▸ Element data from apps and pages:

┏━━

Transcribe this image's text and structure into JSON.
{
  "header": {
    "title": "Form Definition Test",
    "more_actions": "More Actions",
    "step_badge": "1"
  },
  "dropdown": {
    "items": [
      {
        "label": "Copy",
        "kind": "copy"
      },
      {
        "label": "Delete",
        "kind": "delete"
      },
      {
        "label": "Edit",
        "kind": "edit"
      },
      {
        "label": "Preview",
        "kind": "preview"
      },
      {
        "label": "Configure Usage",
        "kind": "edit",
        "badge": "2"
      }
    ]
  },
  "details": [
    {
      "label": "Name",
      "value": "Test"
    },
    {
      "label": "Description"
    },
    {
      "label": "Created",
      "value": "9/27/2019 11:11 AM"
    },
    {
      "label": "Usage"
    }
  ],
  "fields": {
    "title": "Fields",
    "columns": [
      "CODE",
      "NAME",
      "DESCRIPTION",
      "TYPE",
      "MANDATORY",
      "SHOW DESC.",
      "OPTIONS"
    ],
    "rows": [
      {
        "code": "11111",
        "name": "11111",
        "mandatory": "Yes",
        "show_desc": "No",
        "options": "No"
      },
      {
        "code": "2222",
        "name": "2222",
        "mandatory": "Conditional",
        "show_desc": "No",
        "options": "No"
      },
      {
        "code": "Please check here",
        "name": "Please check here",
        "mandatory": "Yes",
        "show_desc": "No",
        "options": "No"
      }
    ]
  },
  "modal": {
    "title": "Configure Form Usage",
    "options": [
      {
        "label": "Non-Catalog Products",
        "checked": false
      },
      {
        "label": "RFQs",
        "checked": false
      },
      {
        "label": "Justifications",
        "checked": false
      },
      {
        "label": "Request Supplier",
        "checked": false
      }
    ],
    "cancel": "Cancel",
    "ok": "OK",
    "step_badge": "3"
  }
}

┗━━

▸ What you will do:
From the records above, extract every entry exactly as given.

▸ Exercise output:
Transcribe this image's text and structure into JSON.
{
  "header": {
    "title": "Form Definition Test",
    "more_actions": "More Actions",
    "step_badge": "1"
  },
  "dropdown": {
    "items": [
      {
        "label": "Copy",
        "kind": "copy"
      },
      {
        "label": "Delete",
        "kind": "delete"
      },
      {
        "label": "Edit",
        "kind": "edit"
      },
      {
        "label": "Preview",
        "kind": "preview"
      },
      {
        "label": "Configure Usage",
        "kind": "edit",
        "badge": "2"
      }
    ]
  },
  "details": [
    {
      "label": "Name",
      "value": "Test"
    },
    {
      "label": "Description"
    },
    {
      "label": "Created",
      "value": "9/27/2019 11:11 AM"
    },
    {
      "label": "Usage"
    }
  ],
  "fields": {
    "title": "Fields",
    "columns": [
      "CODE",
      "NAME",
      "DESCRIPTION",
      "TYPE",
      "MANDATORY",
      "SHOW DESC.",
      "OPTIONS"
    ],
    "rows": [
      {
        "code": "11111",
        "name": "11111",
        "mandatory": "Yes",
        "show_desc": "No",
        "options": "No"
      },
      {
        "code": "2222",
        "name": "2222",
        "mandatory": "Conditional",
        "show_desc": "No",
        "options": "No"
      },
      {
        "code": "Please check here",
        "name": "Please check here",
        "mandatory": "Yes",
        "show_desc": "No",
        "options": "No"
      }
    ]
  },
  "modal": {
    "title": "Configure Form Usage",
    "options": [
      {
        "label": "Non-Catalog Products",
        "checked": false
      },
      {
        "label": "RFQs",
        "checked": false
      },
      {
        "label": "Justifications",
        "checked": false
      },
      {
        "label": "Request Supplier",
        "checked": false
      }
    ],
    "cancel": "Cancel",
    "ok": "OK",
    "step_badge": "3"
  }
}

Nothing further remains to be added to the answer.